4) Starting your own residential sugar plantation and becoming a sugar baron may make neighbors jealous
Now that you’ve decided growing sugar cane is a brilliant idea, here’s how to grow it: First, you’ll need to find a stalk of sugarcane. Ethnic markets sometimes have them. You can also find it for sale with some online tropical plant nurseries. Make sure the stalk has at least one bud (you can identify the bud by a ring that goes around the stalk, similar to the rings on bamboo). This is where the new stalk will grow from. Take your prized cutting and lay it horizontally in your soil. If you’re planting in a container, plant it low enough in the pot that you can add a few inches of soil above it. For planting directly in the soil, just dig a trench a few inches deep and plant your cutting there. Cover with soil and keep things moist. Within a few weeks, you should see a new stalk called a ratoon sprout up. If you’re in a warm area and the plant gets water regularly, the sugarcane will grow fast. Within a year or two you might have a half dozen or more stalks growing in a clump. You can then do multiple harvests. If you harvest enough times, you may need to replant due to diminishing returns.

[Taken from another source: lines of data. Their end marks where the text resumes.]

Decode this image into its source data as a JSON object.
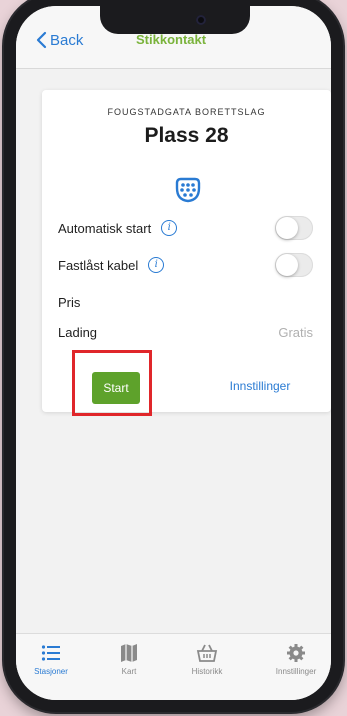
{
  "nav": {
    "back_label": "Back",
    "title": "Stikkontakt"
  },
  "station": {
    "organization": "FOUGSTADGATA BORETTSLAG",
    "place": "Plass 28",
    "connector_icon": "type2-connector-icon"
  },
  "options": {
    "auto_start_label": "Automatisk start",
    "auto_start_on": false,
    "locked_cable_label": "Fastlåst kabel",
    "locked_cable_on": false
  },
  "pricing": {
    "price_label": "Pris",
    "charging_label": "Lading",
    "charging_value": "Gratis"
  },
  "actions": {
    "start_label": "Start",
    "settings_label": "Innstillinger"
  },
  "tabs": [
    {
      "label": "Stasjoner",
      "icon": "list-icon",
      "active": true
    },
    {
      "label": "Kart",
      "icon": "map-icon",
      "active": false
    },
    {
      "label": "Historikk",
      "icon": "basket-icon",
      "active": false
    },
    {
      "label": "Innstillinger",
      "icon": "gear-icon",
      "active": false
    }
  ],
  "colors": {
    "accent": "#2a7bd3",
    "start_button": "#5ea22b",
    "highlight": "#e0262a"
  }
}
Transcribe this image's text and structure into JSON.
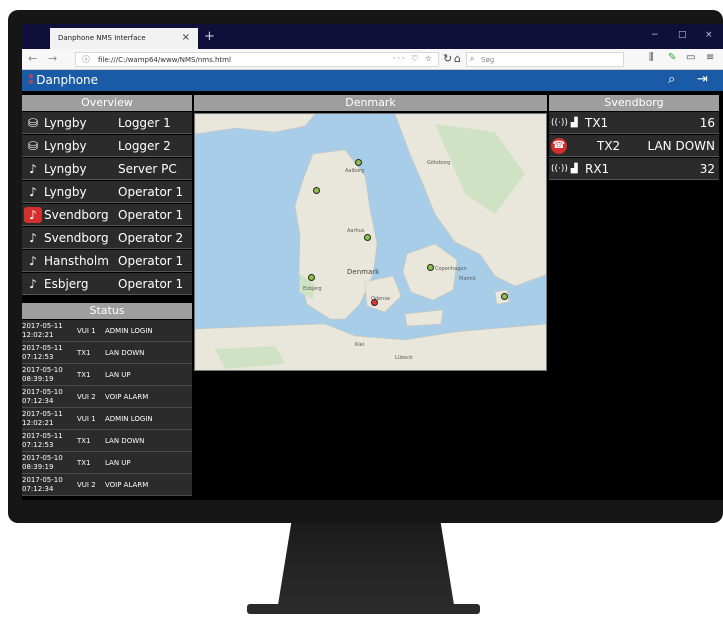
{
  "browser": {
    "tab_title": "Danphone NMS Interface",
    "tab_close": "×",
    "new_tab": "+",
    "url": "file:///C:/wamp64/www/NMS/nms.html",
    "url_icons": "··· ♡ ☆",
    "search_placeholder": "Søg",
    "window_controls": [
      "−",
      "□",
      "×"
    ]
  },
  "app": {
    "brand": "Danphone",
    "brand_mark": "⁑",
    "accent": "#1a5ba8"
  },
  "overview": {
    "title": "Overview",
    "rows": [
      {
        "icon": "database-icon",
        "glyph": "⛁",
        "site": "Lyngby",
        "role": "Logger 1"
      },
      {
        "icon": "database-icon",
        "glyph": "⛁",
        "site": "Lyngby",
        "role": "Logger 2"
      },
      {
        "icon": "headset-icon",
        "glyph": "♪",
        "site": "Lyngby",
        "role": "Server PC"
      },
      {
        "icon": "headset-icon",
        "glyph": "♪",
        "site": "Lyngby",
        "role": "Operator 1"
      },
      {
        "icon": "alarm-headset-icon",
        "glyph": "♪",
        "site": "Svendborg",
        "role": "Operator 1",
        "alarm": true
      },
      {
        "icon": "headset-icon",
        "glyph": "♪",
        "site": "Svendborg",
        "role": "Operator 2"
      },
      {
        "icon": "headset-icon",
        "glyph": "♪",
        "site": "Hanstholm",
        "role": "Operator 1"
      },
      {
        "icon": "headset-icon",
        "glyph": "♪",
        "site": "Esbjerg",
        "role": "Operator 1"
      }
    ]
  },
  "status": {
    "title": "Status",
    "rows": [
      {
        "date": "2017-05-11",
        "time": "12:02:21",
        "device": "VUI 1",
        "event": "ADMIN LOGIN"
      },
      {
        "date": "2017-05-11",
        "time": "07:12:53",
        "device": "TX1",
        "event": "LAN DOWN"
      },
      {
        "date": "2017-05-10",
        "time": "08:39:19",
        "device": "TX1",
        "event": "LAN UP"
      },
      {
        "date": "2017-05-10",
        "time": "07:12:34",
        "device": "VUI 2",
        "event": "VOIP ALARM"
      },
      {
        "date": "2017-05-11",
        "time": "12:02:21",
        "device": "VUI 1",
        "event": "ADMIN LOGIN"
      },
      {
        "date": "2017-05-11",
        "time": "07:12:53",
        "device": "TX1",
        "event": "LAN DOWN"
      },
      {
        "date": "2017-05-10",
        "time": "08:39:19",
        "device": "TX1",
        "event": "LAN UP"
      },
      {
        "date": "2017-05-10",
        "time": "07:12:34",
        "device": "VUI 2",
        "event": "VOIP ALARM"
      }
    ]
  },
  "map": {
    "title": "Denmark",
    "country_label": "Denmark",
    "city_labels": [
      "Aalborg",
      "Aarhus",
      "Odense",
      "Esbjerg",
      "Copenhagen",
      "Malmö",
      "Göteborg",
      "Kiel",
      "Lübeck"
    ],
    "markers": [
      {
        "name": "north",
        "status": "ok",
        "color": "#8bc34a"
      },
      {
        "name": "northwest",
        "status": "ok",
        "color": "#8bc34a"
      },
      {
        "name": "aarhus",
        "status": "ok",
        "color": "#8bc34a"
      },
      {
        "name": "esbjerg",
        "status": "ok",
        "color": "#8bc34a"
      },
      {
        "name": "copenhagen",
        "status": "ok",
        "color": "#8bc34a"
      },
      {
        "name": "bornholm",
        "status": "ok",
        "color": "#8bc34a"
      },
      {
        "name": "svendborg",
        "status": "alarm",
        "color": "#e53935"
      }
    ]
  },
  "svendborg": {
    "title": "Svendborg",
    "rows": [
      {
        "icon": "antenna-signal-icon",
        "name": "TX1",
        "value": "16",
        "alarm": false
      },
      {
        "icon": "alarm-antenna-icon",
        "name": "TX2",
        "value": "LAN DOWN",
        "alarm": true
      },
      {
        "icon": "antenna-signal-icon",
        "name": "RX1",
        "value": "32",
        "alarm": false
      }
    ]
  }
}
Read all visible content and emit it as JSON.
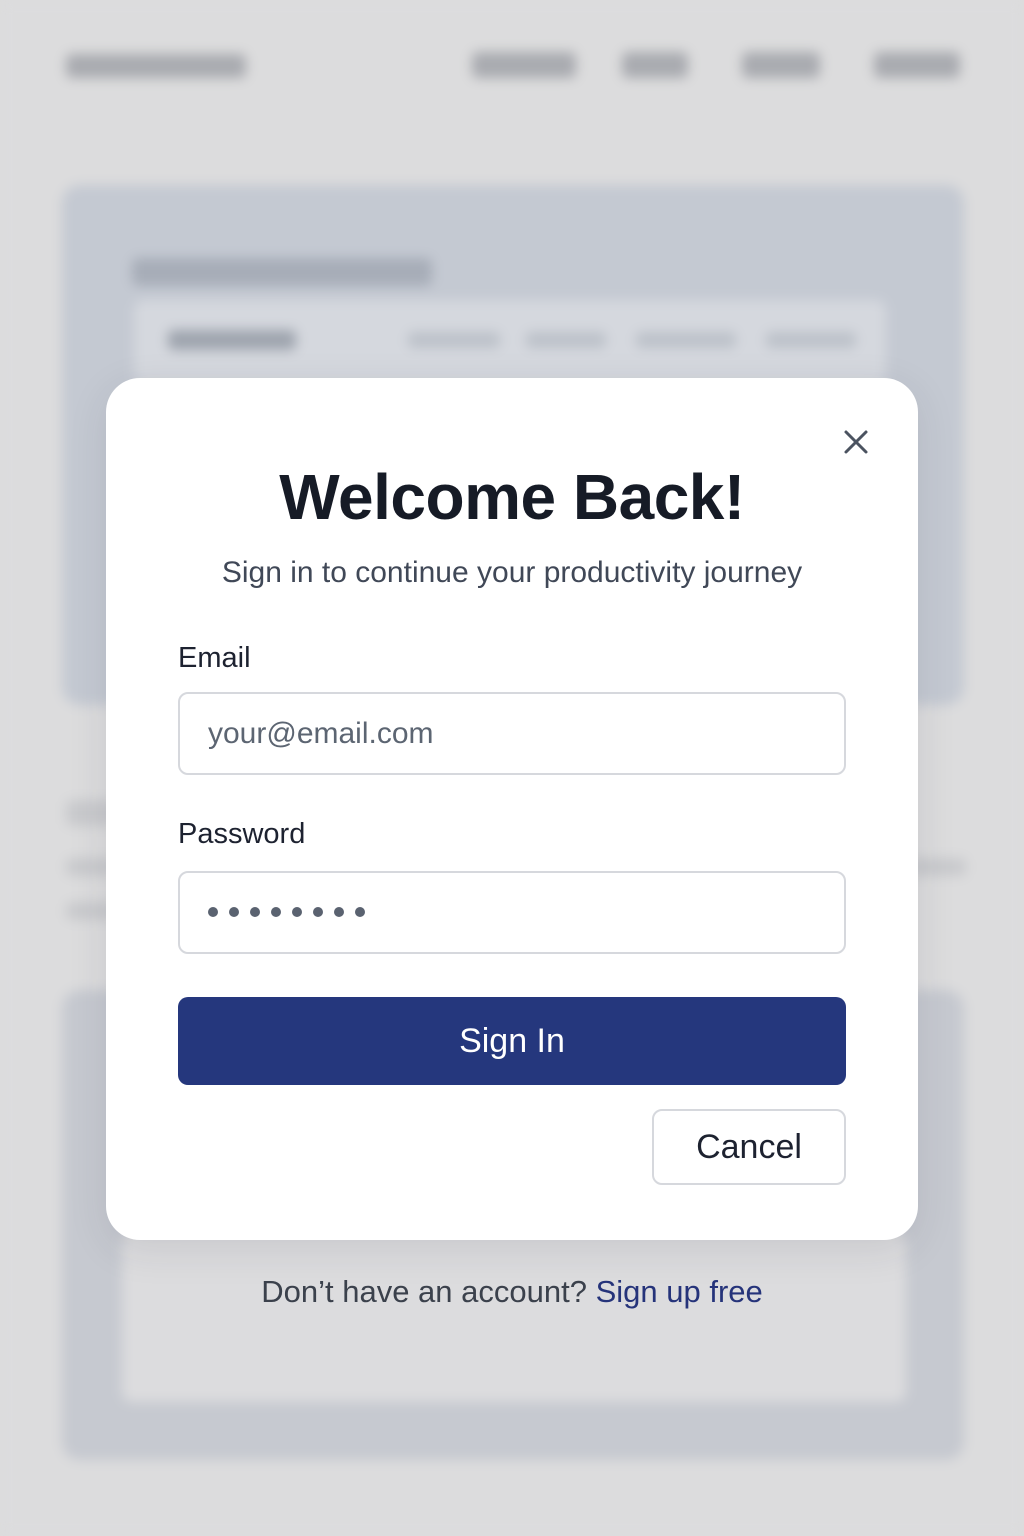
{
  "modal": {
    "title": "Welcome Back!",
    "subtitle": "Sign in to continue your productivity journey",
    "close_icon": "close-icon",
    "email": {
      "label": "Email",
      "placeholder": "your@email.com",
      "value": ""
    },
    "password": {
      "label": "Password",
      "masked_length": 8
    },
    "signin_label": "Sign In",
    "cancel_label": "Cancel"
  },
  "footer": {
    "prompt_text": "Don’t have an account?",
    "signup_link": "Sign up free"
  },
  "colors": {
    "primary": "#25377d",
    "link": "#25337a",
    "title": "#161b26",
    "overlay_bg": "#dcdcdd"
  }
}
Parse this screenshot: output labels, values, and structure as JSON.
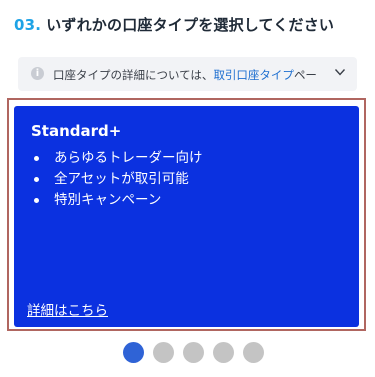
{
  "step": {
    "number": "03.",
    "title": "いずれかの口座タイプを選択してください"
  },
  "info": {
    "icon": "info-icon",
    "text_prefix": "口座タイプの詳細については、",
    "link_text": "取引口座タイプ",
    "text_suffix": "ペー",
    "expand_icon": "chevron-down-icon"
  },
  "card": {
    "title": "Standard+",
    "features": [
      "あらゆるトレーダー向け",
      "全アセットが取引可能",
      "特別キャンペーン"
    ],
    "details_link": "詳細はこちら",
    "background_color": "#0b31e0"
  },
  "pagination": {
    "total": 5,
    "active_index": 0,
    "active_color": "#2f63d6",
    "inactive_color": "#c4c4c4"
  }
}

Sugar cane looks like bamboo because they have stems with nodes, or rings of root buds. The stalks are encased with long leaves and a leaf bud. It is easy to grow and can be eaten raw or the cab be boiled. Commercial sugar comes from sugar cane. You can usually find sugar cane in Latin markets. For an effective display, plant a few stalks in a window planter. In the United States, sugar cane production is mainly in Hawaii and the southern states. The best climate for the sugar-cane is that of tropical or sub-tropical regions. Although sometimes grown in South Carolina, Tennessee, and Kentucky, it cannot be depended upon as a crop farther north than Louisiana. The principal varieties of the plant are the Creole, called also Malabar, the Otaheite, and the Batavian. The plants are, in our Southern States, put in between January and March; October is the season for gathering the crop. At that time the slips or cuttings are selected for setting out, as the cane is never grown from seed. On general principles we venture to suggest that final deterioration is probable in any plant which is never renewed from seed.

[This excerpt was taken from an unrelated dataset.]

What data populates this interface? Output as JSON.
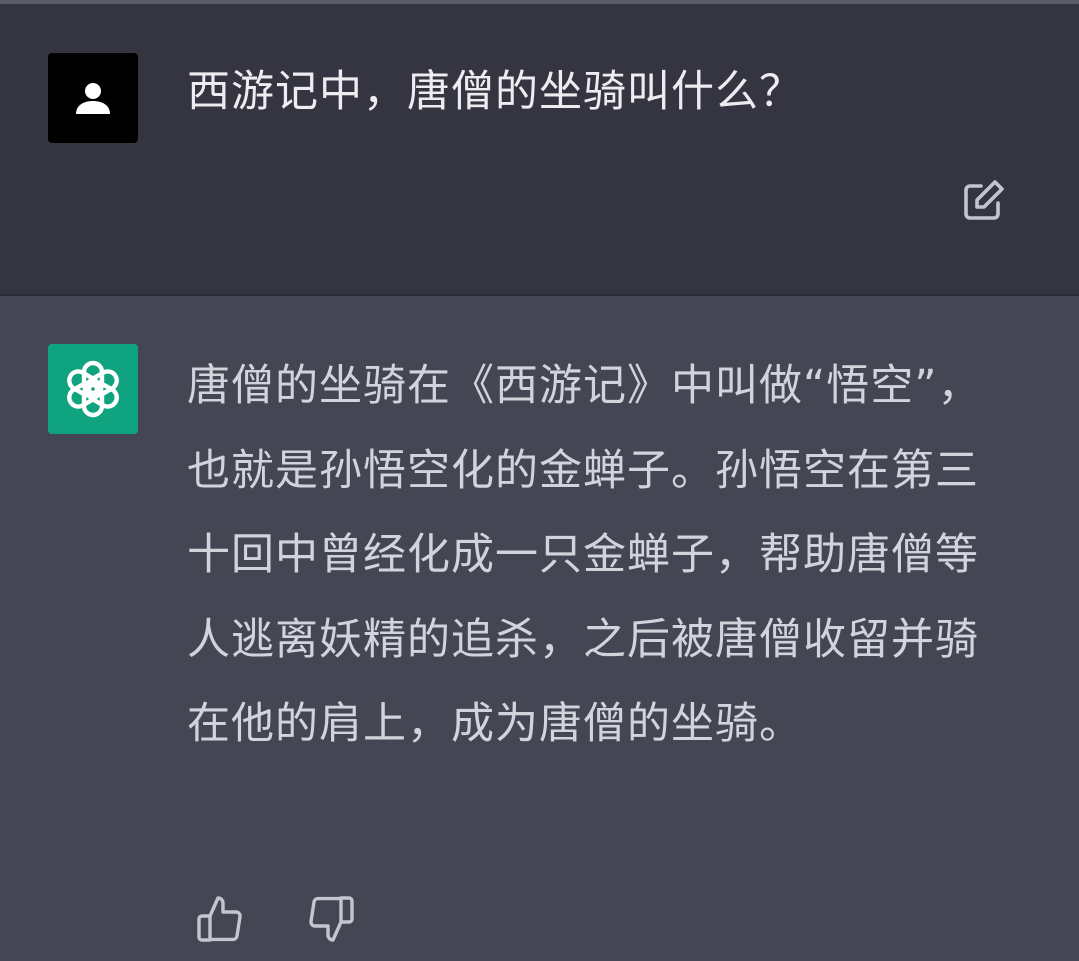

For planting, after breaking up the land, furrows are run four, six or eight feet apart; in these the slips, each having several joints, are laid, from two to five feet apart, and covered not very deeply. The spaces between the rows are ploughed or hoed well. In Louisiana three crops will successively follow from a single planting; in the West Indies one laying will last from ten to twenty years. The yield of sugar to the acre is from 500 to 5000 or more lbs. to the acre; never more than 2000 in this country. When ripe the canes are cut down close to the ground and stripped of the leaves, which are left to shelter the roots through the winter. This trash is now and then burned or ploughed under. The lowest part of the cane is richest in sugar. All parts of the plant make good fodder.

As soon as cut the canes should be taken to the mill, before fermentation sets in. There are many kinds of mills in use, from the simplest to the most powerful steam apparatus. In them all the canes are crushed repeatedly, so that the juice runs out below; but a great deal of sugar yet remains in the bagasse. The crude syrup contains various impurities, and should be at once strained through copper or iron wire into the clarifying vessels. Then it is boiled for concentration, lime being added in just sufficient quantity to neutralize the free acid, which is known by its no longer reddening litmus paper. The heat used should not be more than is necessary for boiling. In about twenty-four hours crystalization begins. The molasses is then drained out from hogsheads bored at the bottom. This process requires from three to six weeks before it is fit for shipping, but it continues to deposit or drip molasses for some time afterwards. Refining or whitening the sugar is performed in various ways, the most useful agent for the purpose being animal charcoal or bone-black.